**Task**
From the records that follow, copy every line in which "this" appears.

*** Opening of Material provided ***

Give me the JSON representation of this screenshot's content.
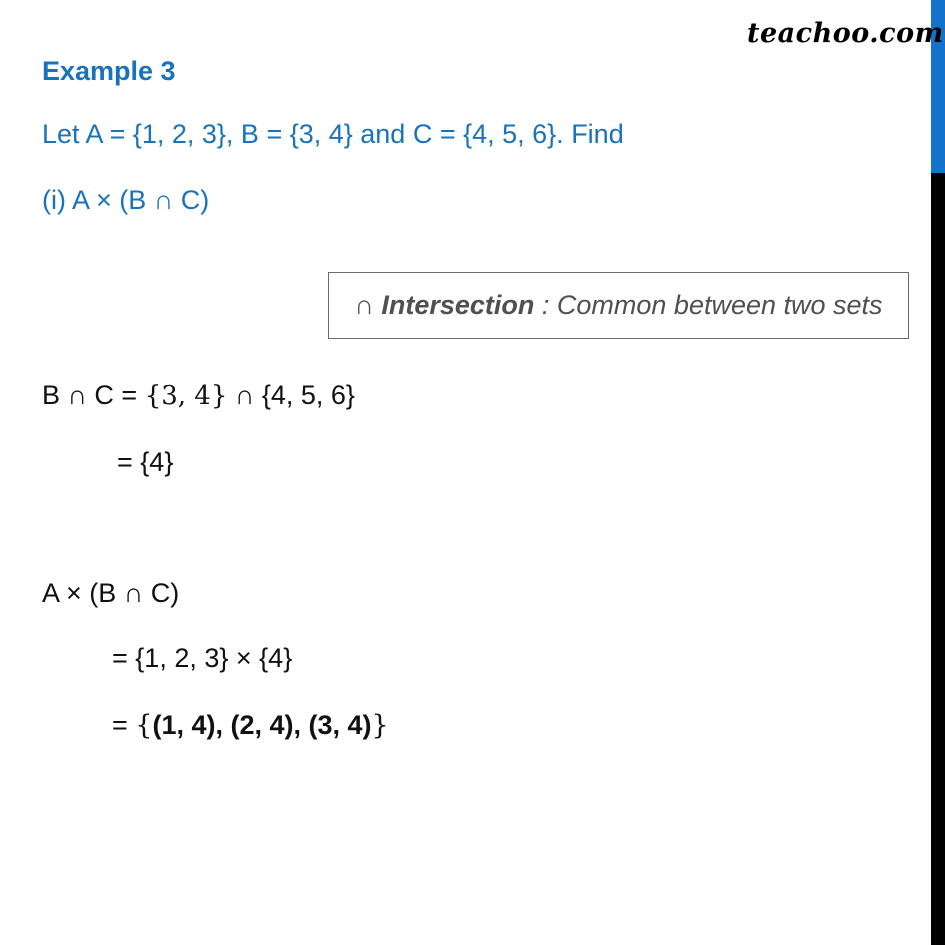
{
  "brand": {
    "logo_text": "teachoo.com",
    "accent_color": "#1473c9"
  },
  "header": {
    "title": "Example 3",
    "question": "Let A = {1, 2, 3}, B = {3, 4} and C = {4, 5, 6}. Find",
    "part": "(i)  A × (B ∩ C)"
  },
  "note": {
    "symbol": "∩",
    "term": "Intersection",
    "separator": " : ",
    "definition": "Common between two sets"
  },
  "solution": {
    "step1": {
      "lhs": "B ∩ C = ",
      "set1": "{3, 4}",
      "op": " ∩ ",
      "set2": "{4, 5, 6}"
    },
    "step2": {
      "prefix": "= ",
      "result": "{4}"
    },
    "step3": {
      "expr": "A × (B ∩ C)"
    },
    "step4": {
      "prefix": "= ",
      "set1": "{1, 2, 3}",
      "op": " × ",
      "set2": "{4}"
    },
    "step5": {
      "prefix": "= ",
      "open": "{",
      "result": "(1, 4), (2, 4), (3, 4)",
      "close": "}"
    }
  }
}
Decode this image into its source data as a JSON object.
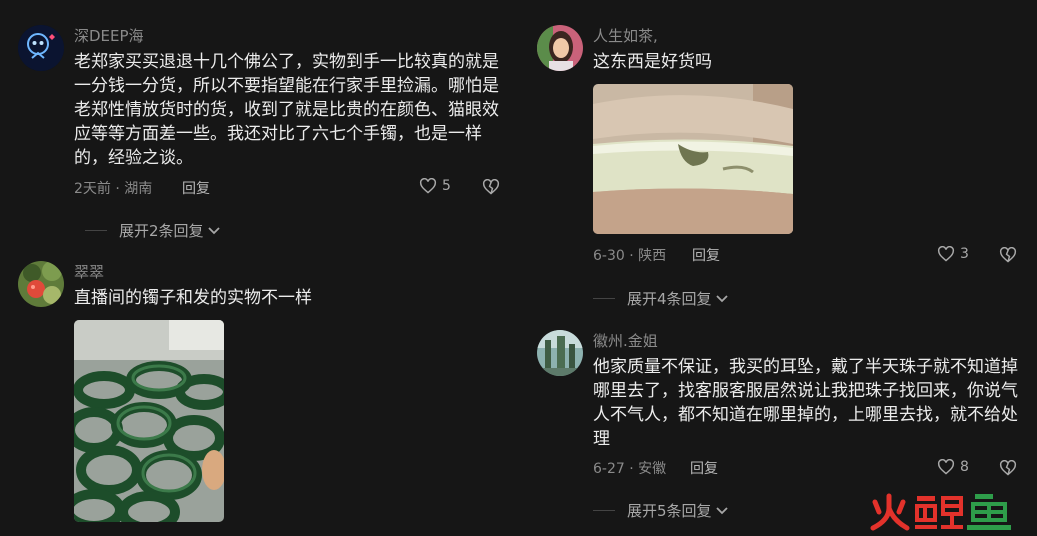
{
  "comments_left": [
    {
      "username": "深DEEP海",
      "text": "老郑家买买退退十几个佛公了，实物到手一比较真的就是一分钱一分货，所以不要指望能在行家手里捡漏。哪怕是老郑性情放货时的货，收到了就是比贵的在颜色、猫眼效应等等方面差一些。我还对比了六七个手镯，也是一样的，经验之谈。",
      "meta": "2天前 · 湖南",
      "reply_label": "回复",
      "likes": "5",
      "expand_label": "展开2条回复"
    },
    {
      "username": "翠翠",
      "text": "直播间的镯子和发的实物不一样"
    }
  ],
  "comments_right": [
    {
      "username": "人生如茶,",
      "text": "这东西是好货吗",
      "meta": "6-30 · 陕西",
      "reply_label": "回复",
      "likes": "3",
      "expand_label": "展开4条回复"
    },
    {
      "username": "徽州.金姐",
      "text": "他家质量不保证，我买的耳坠，戴了半天珠子就不知道掉哪里去了，找客服客服居然说让我把珠子找回来，你说气人不气人，都不知道在哪里掉的，上哪里去找，就不给处理",
      "meta": "6-27 · 安徽",
      "reply_label": "回复",
      "likes": "8",
      "expand_label": "展开5条回复"
    }
  ],
  "watermark": "火鲤鱼",
  "colors": {
    "background": "#161616",
    "text": "#ececec",
    "meta": "#8a8a8a",
    "watermark_red": "#e3322b",
    "watermark_green": "#2e9d4a"
  }
}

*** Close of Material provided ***

**Answer below**
Give me the JSON representation of this screenshot's content.
Decode this image into its source data as a JSON object.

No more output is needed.